And so we were done at two-ish to wait until dark to allow all the foragers to return and get over their confusion at the new look of their homes. To while away the time we returned home where, with some trepidation for our beekeeper whites were filthy are honey spattered, quickly inspected our own three hives and uneventfully saw that all seemed well with them. We drove to Matthaei Botanical Gardens to catch Dr. Milbrath finishing her class so we could return some batteries she had left behind. By the time we again returned home it was late enough for supper, during which we watched an episode of Midsomer Murders, fortuitously one in which a beekeeping monk plays a part. We have not had a day so filled with bees since the last SEMBA conference.

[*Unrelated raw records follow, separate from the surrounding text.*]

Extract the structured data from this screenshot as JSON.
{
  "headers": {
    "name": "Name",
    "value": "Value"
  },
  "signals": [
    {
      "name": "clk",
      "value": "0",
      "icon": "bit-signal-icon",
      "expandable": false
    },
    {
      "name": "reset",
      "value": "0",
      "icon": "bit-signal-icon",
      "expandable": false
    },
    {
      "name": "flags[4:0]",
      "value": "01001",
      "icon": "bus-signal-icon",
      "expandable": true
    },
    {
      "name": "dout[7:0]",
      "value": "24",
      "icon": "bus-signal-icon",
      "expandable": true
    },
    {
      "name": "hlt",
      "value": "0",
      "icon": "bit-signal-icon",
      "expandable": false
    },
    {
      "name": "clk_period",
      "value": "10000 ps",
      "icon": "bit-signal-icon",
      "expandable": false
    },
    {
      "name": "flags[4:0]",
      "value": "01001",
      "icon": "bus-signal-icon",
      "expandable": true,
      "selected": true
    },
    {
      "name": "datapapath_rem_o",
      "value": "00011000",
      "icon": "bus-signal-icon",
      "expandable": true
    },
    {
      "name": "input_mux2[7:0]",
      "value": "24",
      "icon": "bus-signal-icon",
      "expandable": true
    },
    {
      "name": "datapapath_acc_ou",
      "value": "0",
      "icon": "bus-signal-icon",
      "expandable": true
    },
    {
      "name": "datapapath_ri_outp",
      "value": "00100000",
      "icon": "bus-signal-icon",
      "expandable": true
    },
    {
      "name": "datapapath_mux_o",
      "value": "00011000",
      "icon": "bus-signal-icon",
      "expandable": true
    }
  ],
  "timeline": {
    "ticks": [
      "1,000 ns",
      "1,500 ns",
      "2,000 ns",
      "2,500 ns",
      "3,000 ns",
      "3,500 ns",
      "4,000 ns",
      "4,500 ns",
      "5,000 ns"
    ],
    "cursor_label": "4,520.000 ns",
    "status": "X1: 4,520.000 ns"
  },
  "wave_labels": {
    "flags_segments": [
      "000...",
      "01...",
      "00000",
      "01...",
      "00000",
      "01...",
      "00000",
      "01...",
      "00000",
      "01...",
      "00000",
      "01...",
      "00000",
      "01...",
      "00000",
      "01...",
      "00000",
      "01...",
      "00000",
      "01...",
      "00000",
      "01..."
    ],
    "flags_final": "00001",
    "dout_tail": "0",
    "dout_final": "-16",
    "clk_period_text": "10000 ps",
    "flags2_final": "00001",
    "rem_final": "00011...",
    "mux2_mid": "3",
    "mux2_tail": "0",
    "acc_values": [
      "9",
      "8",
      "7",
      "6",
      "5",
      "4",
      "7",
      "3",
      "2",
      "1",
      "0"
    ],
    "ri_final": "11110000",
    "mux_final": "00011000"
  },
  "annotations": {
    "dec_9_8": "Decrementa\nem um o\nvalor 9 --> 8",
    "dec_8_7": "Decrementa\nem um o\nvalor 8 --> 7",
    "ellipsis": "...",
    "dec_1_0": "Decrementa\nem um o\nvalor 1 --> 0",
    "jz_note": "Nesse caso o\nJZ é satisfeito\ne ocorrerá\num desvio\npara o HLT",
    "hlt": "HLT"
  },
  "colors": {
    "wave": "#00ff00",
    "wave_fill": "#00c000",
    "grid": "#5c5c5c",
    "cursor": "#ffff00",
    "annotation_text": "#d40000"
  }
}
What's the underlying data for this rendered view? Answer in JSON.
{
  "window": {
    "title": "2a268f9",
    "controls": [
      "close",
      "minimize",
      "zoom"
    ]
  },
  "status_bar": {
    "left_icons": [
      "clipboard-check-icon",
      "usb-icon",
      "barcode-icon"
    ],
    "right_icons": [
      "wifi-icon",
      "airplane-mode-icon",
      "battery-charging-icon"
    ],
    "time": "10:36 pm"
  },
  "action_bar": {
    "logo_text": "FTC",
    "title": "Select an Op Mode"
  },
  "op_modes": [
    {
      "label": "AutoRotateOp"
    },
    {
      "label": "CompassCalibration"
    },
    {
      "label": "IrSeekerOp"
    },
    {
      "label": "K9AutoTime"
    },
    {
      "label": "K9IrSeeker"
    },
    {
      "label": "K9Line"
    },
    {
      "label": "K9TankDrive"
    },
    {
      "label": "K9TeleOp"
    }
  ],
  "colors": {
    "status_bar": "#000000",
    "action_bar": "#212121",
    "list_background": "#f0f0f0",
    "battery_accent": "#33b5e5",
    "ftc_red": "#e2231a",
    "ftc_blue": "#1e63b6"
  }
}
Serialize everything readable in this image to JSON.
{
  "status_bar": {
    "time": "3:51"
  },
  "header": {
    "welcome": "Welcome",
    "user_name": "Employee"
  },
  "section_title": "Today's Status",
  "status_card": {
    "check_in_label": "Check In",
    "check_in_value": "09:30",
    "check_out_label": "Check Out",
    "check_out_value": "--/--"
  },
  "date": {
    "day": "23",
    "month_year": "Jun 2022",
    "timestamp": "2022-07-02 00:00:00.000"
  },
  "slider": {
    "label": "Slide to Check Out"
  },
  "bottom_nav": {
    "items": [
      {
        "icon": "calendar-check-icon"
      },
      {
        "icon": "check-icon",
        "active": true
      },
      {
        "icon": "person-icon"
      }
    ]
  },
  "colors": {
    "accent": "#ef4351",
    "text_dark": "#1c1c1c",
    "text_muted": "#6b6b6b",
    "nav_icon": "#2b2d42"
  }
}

At nine thirty that night, when all or nearly all the bees could be assumed to be within their hives, the organizer returned to seal up the hive bodies and transport them along with the buckets of honey comb to Matthaei. We came back to assist and retrieve our ladder. Some unruly bees made this more exciting than we cared for after such a long day, finding gaps in the seals and our bee suits, administering a few final stinging insults, but we managed to contain them whereupon we returned home while they were chauffeured to their new location.

And so ends the tale of our first cut-out, an intense, educational experience. Stings were acquired although nowhere near the number one might expect considering the destruction being wrought. We two collected five altogether. Between the accumulated dirt of abandonment, the raised dust of wrecking activity, and the steady drip of honey from overhead this was the filthiest and messiest of our bee-related activities to date as well as the longest we have had to stay suited up. And yet it had its moments of wonder such as holding a huge chunk of comb and feeling it vibrate in one’s fingers from the combined quivering of the bees riding it. And, of course, we could feel virtuous for helping to save some bees.